This week we welcome Aymeric Augustin (@aymericaugustin) as our PyDev of the Week. Aymeric is a core developer of Django, a Python web framework. He is also an entrepreneur and speaker at several Django related conferences. You can catch up with Aymeric over on his website or check out his FOSS contributions on Github. Let’s take a few moments to get to know him better! Can you tell us a little about yourself (hobbies, education, etc): Do you know how to spot a Frenchman? That’s always the first thing they mention! Now that’s out of the way… These days my hobbies center around being the dad of three wonderful girls 🙂 We’re doing a lot of physical activity together: swimming, cycling, gardening, playing music, etc. I’m managing a software engineering department of about 200 people at CANAL+, a French audiovisual media group that operates TV services in several countries. I was trained as a generalist engineer, eventually specializing in Computer Science and Information Technology, but I learnt most of what I do on the job. Continue reading PyDev of the Week: Aymeric Augustin →

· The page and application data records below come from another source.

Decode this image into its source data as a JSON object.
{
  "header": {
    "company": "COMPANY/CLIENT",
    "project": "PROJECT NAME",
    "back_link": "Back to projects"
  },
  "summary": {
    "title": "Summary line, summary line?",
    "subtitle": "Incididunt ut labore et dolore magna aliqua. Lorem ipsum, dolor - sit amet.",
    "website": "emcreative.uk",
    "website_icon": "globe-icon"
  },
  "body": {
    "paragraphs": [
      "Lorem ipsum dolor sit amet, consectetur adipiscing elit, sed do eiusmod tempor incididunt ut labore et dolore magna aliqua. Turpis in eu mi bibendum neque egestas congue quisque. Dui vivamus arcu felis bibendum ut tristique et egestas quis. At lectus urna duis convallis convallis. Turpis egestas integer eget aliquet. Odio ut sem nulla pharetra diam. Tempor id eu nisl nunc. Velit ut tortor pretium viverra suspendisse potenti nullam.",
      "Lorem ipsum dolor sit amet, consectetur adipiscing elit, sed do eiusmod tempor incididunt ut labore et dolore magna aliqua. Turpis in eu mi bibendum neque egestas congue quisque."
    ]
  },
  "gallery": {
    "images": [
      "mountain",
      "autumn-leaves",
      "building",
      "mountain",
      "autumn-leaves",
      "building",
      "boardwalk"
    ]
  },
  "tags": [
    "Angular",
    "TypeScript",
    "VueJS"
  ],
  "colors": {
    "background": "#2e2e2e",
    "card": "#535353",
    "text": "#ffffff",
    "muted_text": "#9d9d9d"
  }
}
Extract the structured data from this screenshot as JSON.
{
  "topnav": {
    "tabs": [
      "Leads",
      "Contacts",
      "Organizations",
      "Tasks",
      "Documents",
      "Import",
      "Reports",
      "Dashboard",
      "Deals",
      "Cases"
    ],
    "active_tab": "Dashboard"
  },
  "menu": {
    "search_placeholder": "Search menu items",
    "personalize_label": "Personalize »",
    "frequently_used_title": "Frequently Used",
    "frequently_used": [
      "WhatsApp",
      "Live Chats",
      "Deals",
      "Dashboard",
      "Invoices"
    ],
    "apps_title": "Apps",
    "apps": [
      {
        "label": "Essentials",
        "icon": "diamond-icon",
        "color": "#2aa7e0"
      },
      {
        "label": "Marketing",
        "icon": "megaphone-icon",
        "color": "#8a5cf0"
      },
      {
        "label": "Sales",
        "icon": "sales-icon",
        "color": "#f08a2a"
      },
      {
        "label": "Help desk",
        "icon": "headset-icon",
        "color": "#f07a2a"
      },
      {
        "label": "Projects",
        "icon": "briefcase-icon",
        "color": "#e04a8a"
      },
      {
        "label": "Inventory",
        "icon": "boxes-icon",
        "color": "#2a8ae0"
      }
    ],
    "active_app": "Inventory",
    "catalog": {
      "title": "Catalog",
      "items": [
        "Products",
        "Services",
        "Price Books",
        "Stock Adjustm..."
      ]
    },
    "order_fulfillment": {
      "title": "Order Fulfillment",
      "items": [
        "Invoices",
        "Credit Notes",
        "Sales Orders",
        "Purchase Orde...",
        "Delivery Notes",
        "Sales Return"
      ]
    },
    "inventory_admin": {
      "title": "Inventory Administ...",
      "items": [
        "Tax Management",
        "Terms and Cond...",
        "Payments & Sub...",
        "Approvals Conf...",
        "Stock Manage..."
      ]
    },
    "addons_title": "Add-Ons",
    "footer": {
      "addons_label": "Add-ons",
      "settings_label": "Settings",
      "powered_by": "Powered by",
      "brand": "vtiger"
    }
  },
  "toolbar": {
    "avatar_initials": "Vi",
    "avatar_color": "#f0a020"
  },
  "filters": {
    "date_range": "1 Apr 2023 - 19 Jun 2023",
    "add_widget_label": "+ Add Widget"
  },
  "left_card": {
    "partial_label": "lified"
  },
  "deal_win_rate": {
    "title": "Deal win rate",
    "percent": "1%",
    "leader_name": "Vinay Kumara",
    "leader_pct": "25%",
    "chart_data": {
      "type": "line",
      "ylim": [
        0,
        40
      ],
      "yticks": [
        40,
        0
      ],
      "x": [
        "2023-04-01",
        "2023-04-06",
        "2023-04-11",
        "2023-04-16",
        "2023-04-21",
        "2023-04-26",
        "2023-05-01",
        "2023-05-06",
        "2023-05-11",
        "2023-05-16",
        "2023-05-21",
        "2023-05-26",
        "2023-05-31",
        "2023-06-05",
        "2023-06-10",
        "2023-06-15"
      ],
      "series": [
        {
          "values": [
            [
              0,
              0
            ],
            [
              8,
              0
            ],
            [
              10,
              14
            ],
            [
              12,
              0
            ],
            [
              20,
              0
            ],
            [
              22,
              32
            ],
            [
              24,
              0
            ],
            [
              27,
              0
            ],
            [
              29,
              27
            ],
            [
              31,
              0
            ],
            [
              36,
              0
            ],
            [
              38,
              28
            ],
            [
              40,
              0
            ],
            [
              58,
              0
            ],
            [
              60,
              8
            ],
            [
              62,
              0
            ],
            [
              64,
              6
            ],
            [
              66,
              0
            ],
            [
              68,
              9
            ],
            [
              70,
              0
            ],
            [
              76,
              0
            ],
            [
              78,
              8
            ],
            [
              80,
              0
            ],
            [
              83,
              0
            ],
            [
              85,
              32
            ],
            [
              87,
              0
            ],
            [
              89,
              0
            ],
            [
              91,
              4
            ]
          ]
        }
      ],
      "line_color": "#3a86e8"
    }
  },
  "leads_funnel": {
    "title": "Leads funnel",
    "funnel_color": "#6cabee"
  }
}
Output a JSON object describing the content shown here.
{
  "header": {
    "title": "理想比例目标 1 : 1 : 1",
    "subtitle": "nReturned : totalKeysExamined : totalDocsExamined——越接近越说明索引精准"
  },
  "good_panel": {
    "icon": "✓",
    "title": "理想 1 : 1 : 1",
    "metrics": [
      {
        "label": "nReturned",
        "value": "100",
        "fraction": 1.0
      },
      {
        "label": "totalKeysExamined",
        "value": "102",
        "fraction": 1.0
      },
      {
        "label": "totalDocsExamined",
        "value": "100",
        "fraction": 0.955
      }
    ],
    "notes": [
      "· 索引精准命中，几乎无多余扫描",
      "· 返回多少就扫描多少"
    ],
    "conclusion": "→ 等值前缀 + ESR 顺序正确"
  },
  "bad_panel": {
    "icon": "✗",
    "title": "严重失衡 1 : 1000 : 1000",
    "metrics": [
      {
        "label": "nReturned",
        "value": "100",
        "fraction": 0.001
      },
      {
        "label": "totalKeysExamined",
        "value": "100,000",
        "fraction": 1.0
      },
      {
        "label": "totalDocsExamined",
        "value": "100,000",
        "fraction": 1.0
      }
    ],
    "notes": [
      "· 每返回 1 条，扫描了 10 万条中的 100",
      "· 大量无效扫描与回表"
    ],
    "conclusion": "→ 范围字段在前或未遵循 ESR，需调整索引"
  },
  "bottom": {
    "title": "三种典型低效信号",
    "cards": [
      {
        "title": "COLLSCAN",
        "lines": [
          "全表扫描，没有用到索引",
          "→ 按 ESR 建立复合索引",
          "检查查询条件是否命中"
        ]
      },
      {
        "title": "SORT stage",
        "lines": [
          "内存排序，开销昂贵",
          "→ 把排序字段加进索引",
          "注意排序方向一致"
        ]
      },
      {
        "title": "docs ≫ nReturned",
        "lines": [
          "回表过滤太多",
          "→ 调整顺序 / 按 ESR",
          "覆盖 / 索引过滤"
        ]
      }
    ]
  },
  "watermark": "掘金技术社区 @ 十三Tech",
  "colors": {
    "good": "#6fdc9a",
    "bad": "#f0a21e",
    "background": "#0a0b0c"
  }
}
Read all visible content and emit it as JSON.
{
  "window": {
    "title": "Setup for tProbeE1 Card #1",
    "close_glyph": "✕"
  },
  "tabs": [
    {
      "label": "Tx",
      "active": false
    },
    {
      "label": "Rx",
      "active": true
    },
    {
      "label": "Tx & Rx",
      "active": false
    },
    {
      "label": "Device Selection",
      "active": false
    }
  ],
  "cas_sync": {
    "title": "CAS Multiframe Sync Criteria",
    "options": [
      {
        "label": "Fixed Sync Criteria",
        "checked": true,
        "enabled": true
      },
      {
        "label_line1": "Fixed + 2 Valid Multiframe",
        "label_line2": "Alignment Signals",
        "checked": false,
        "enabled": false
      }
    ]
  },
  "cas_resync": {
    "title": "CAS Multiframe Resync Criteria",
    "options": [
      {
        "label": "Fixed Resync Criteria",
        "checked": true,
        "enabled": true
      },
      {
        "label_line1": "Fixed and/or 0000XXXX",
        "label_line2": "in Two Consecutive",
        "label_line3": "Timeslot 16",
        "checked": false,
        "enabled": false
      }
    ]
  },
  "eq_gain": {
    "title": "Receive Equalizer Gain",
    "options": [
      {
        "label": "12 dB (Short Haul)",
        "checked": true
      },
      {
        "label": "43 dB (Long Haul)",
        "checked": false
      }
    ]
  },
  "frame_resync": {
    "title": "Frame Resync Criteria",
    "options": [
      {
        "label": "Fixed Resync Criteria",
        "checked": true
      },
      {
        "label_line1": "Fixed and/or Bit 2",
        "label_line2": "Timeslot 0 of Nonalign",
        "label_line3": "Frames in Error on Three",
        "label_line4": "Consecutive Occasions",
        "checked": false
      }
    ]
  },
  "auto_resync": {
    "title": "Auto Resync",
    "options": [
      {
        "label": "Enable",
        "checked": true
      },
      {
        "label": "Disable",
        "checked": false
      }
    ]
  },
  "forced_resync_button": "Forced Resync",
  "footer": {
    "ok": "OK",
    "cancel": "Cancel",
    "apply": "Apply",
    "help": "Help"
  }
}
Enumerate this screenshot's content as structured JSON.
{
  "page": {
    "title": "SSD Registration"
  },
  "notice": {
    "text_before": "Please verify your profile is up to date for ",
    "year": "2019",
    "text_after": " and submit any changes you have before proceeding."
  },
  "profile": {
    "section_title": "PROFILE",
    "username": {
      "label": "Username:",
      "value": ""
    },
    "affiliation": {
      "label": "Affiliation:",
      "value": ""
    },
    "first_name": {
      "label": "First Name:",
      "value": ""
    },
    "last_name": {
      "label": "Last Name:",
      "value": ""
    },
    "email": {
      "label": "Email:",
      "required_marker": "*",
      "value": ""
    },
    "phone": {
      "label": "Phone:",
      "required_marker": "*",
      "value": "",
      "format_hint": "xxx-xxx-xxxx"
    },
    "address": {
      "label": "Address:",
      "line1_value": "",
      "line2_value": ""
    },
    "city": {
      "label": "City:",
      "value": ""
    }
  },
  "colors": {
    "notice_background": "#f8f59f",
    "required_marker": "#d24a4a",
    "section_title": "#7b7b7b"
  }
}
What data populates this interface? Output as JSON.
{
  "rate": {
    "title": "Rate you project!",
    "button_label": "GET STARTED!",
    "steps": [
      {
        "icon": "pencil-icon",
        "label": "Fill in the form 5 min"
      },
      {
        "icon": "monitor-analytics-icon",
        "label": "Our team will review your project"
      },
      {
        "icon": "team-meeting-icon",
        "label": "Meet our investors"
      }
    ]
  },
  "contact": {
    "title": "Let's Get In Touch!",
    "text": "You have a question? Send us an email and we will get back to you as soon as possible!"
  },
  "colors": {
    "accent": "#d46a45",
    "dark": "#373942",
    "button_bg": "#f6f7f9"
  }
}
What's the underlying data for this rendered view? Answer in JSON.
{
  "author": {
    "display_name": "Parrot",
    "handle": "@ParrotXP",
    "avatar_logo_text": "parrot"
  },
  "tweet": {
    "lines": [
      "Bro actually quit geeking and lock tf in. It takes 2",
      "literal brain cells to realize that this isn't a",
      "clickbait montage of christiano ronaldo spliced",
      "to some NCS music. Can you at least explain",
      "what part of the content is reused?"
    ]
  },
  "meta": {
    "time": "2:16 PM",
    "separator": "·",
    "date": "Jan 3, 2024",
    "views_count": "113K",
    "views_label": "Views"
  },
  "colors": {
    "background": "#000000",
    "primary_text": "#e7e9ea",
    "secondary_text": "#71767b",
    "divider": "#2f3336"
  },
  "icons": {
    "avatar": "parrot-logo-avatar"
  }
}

The Portable Document Format (PDF) is a well-known format popularized by Adobe. It purports to create a document that should render the same across platforms. Python has several libraries that you can use to work with PDFs: ReportLab – Creating PDFs PyPDF2 – Manipulating preexisting PDFs pdfrw – Also for manipulating preexisting PDFs, but also works with ReportLab PDFMiner – Extracts text from PDFs There are several more Python PDF-related packages, but those four are probably the most well known. One common task of working with PDFs is the need for merging or concatenating multiple PDFs into one PDF. Another common task is taking a PDF and splitting out one or more of its pages into a new PDF. You will be creating a graphical user interface that does both of these tasks using PyPDF2. Continue reading wxPython – Creating a PDF Merger / Splitter Utility →
There are times when you want to rotate images or other objects in ReportLab while creating a PDF. For example, you might want to rotate an image by 45 degrees for watermarking purposes. Or you might need an image that runs vertically along one of the edges of the PDF. You can rotate images by using ReportLab’s canvas methods or by using its higher level Flowables that you can find in the platypus. module. Let’s start by looking at how to do this with the canvas directly! Rotating Images Using Canvas Rotating images using the canvas is kind of confusing. The reason being that when you rotate the canvas, you may end up inadvertently rotating other elements on your canvas if you’re not careful. Let’s take a look at the code: Continue reading Rotating Images in ReportLab →
In this step-by-step tutorial, you'll learn how to use args and kwargs in Python to add more flexibility to your functions. You'll also take a closer look at the single and double-asterisk unpacking operators, which you can use to unpack any iterable object in Python.